Problem description: What lines in the records below contain the string "Home"? Copy every one.

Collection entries
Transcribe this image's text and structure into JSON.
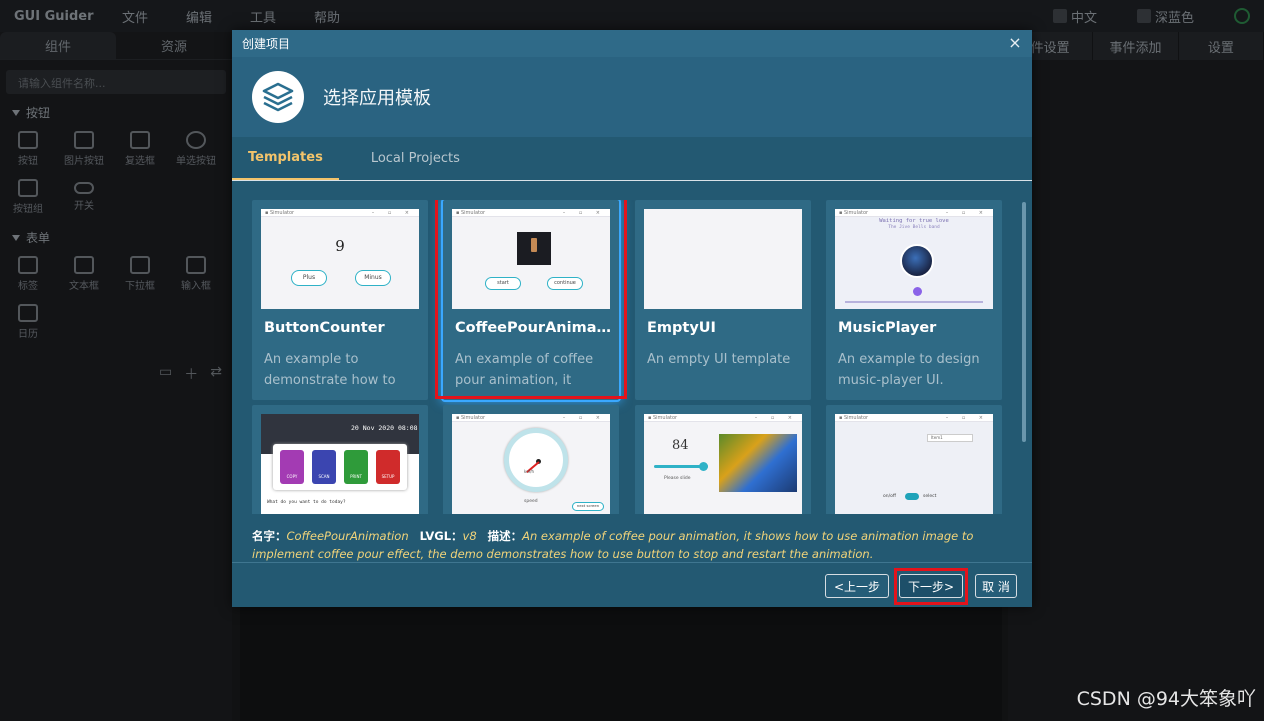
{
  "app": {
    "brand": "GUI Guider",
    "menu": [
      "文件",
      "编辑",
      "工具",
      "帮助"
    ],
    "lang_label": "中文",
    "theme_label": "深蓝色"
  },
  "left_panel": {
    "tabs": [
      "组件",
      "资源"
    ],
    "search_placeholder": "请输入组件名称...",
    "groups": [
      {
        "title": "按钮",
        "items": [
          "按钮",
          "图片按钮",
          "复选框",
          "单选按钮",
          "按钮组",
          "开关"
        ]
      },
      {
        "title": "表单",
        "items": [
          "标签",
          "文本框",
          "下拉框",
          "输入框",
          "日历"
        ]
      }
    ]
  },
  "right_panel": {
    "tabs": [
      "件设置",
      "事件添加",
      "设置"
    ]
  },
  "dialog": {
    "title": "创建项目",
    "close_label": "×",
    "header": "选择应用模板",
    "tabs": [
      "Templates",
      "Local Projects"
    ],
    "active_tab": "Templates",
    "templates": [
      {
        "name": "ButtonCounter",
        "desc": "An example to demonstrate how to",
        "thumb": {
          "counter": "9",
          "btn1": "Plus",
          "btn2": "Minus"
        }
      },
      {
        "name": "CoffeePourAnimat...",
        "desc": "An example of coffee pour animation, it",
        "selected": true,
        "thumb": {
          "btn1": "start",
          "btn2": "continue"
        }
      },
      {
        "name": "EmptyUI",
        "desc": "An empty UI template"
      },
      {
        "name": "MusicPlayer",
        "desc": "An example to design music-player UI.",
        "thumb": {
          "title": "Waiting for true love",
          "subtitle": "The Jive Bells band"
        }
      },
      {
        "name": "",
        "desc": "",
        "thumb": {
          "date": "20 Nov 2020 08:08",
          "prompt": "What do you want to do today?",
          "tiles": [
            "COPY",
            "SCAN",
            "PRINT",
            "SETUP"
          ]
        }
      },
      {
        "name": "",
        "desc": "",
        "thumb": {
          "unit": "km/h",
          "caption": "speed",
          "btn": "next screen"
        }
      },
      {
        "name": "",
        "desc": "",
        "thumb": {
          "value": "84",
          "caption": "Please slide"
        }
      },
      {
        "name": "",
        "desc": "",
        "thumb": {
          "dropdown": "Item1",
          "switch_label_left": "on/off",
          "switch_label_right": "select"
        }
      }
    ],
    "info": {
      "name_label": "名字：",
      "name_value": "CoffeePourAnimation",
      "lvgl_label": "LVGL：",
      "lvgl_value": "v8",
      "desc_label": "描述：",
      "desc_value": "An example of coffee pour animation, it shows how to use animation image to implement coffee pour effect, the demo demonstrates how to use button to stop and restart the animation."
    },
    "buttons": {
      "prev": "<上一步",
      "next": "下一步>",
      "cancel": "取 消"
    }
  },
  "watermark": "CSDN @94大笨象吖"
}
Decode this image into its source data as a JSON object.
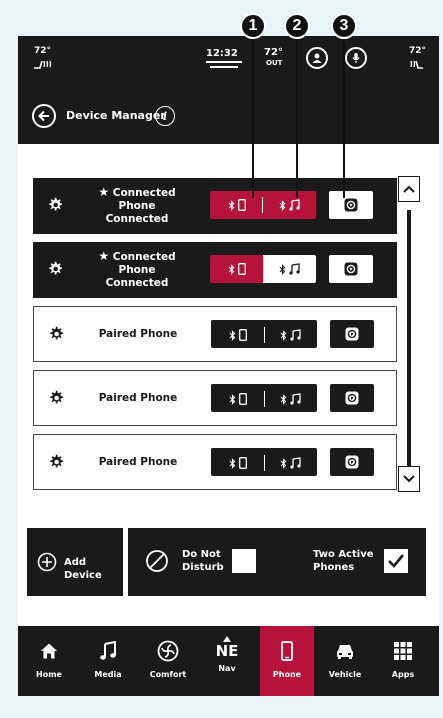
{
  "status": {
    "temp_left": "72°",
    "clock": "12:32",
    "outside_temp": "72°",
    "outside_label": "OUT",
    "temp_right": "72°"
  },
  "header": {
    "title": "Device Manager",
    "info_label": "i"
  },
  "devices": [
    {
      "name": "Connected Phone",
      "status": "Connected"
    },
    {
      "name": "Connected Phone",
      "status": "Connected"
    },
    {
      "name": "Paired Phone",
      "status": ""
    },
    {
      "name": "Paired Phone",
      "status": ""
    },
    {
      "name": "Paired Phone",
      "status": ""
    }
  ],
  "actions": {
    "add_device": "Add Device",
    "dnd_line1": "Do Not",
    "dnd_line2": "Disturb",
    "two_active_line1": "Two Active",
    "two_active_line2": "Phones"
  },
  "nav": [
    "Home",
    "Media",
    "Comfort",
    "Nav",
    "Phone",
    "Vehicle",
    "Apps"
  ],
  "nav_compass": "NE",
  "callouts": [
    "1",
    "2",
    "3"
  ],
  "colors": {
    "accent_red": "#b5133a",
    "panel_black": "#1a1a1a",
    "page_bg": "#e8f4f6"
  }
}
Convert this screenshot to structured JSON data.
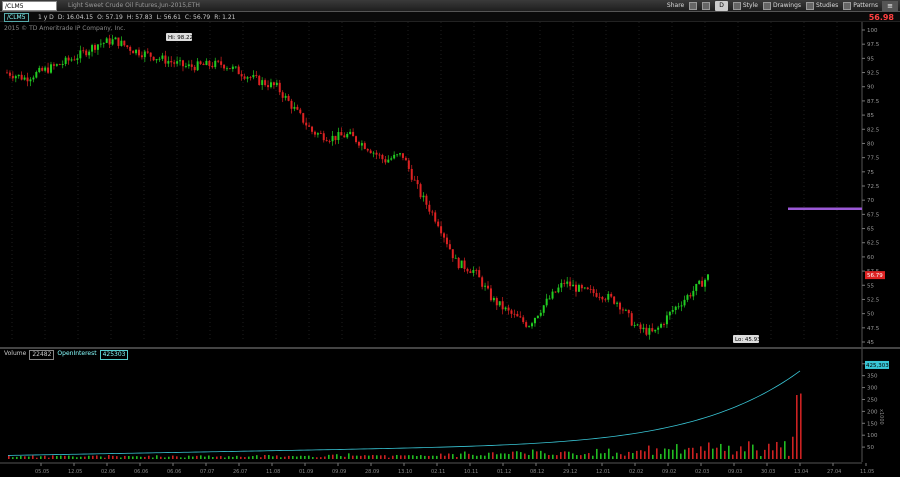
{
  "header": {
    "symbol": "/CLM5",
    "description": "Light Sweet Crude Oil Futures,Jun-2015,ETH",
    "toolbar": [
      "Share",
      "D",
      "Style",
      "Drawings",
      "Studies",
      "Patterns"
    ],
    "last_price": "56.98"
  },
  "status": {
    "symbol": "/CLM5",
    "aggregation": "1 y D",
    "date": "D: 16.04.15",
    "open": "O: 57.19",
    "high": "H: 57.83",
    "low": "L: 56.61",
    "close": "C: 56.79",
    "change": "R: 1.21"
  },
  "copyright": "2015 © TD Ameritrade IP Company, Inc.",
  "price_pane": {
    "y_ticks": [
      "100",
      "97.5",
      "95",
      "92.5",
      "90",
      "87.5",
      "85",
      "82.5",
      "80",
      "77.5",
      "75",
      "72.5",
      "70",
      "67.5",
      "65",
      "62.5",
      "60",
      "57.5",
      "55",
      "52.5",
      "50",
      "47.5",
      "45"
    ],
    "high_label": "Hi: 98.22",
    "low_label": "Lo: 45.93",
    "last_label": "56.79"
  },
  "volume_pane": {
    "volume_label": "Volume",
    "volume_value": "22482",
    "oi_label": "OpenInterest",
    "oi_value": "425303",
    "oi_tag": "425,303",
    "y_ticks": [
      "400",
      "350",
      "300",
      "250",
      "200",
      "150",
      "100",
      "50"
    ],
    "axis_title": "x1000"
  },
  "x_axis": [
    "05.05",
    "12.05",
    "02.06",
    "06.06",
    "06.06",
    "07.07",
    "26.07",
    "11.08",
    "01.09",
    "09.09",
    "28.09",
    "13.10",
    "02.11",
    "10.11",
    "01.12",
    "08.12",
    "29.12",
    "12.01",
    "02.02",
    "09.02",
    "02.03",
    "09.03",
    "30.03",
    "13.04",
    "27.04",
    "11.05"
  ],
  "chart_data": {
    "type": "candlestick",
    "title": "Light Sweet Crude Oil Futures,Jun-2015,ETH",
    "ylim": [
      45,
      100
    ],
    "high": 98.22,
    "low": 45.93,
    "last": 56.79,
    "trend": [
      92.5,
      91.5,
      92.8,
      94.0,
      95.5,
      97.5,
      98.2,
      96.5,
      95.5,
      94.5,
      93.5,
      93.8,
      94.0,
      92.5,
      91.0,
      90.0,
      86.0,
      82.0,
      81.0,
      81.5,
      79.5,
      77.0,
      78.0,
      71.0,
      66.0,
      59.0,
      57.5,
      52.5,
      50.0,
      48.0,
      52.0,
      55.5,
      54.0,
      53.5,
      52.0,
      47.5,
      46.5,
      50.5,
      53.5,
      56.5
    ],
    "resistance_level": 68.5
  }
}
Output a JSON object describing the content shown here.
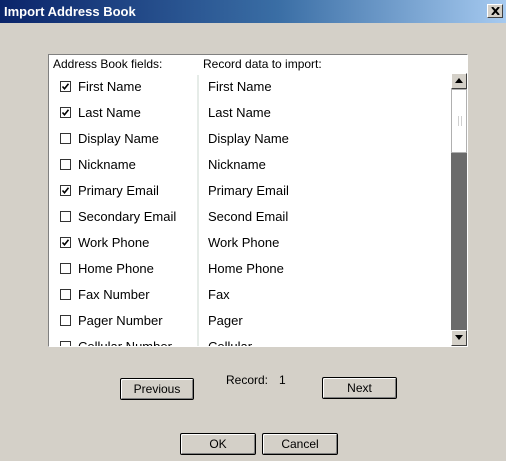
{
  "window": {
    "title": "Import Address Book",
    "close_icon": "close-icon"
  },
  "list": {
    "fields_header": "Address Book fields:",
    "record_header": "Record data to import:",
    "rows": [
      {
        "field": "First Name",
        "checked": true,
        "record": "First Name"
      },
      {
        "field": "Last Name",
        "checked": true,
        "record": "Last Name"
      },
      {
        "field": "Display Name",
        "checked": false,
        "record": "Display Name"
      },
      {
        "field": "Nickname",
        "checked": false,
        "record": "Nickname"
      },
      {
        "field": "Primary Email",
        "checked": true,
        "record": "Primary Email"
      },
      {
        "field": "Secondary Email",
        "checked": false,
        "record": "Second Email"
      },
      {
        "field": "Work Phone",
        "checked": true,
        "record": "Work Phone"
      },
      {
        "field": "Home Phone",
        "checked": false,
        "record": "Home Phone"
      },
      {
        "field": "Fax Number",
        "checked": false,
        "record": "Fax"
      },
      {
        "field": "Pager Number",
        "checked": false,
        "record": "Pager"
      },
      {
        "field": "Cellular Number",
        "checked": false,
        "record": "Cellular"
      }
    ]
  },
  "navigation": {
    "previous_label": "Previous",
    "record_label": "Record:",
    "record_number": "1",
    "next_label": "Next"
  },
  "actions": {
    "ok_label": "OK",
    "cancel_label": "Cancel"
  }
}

Exercise solution:
    "Home",
        "field": "Home Phone",
        "record": "Home Phone"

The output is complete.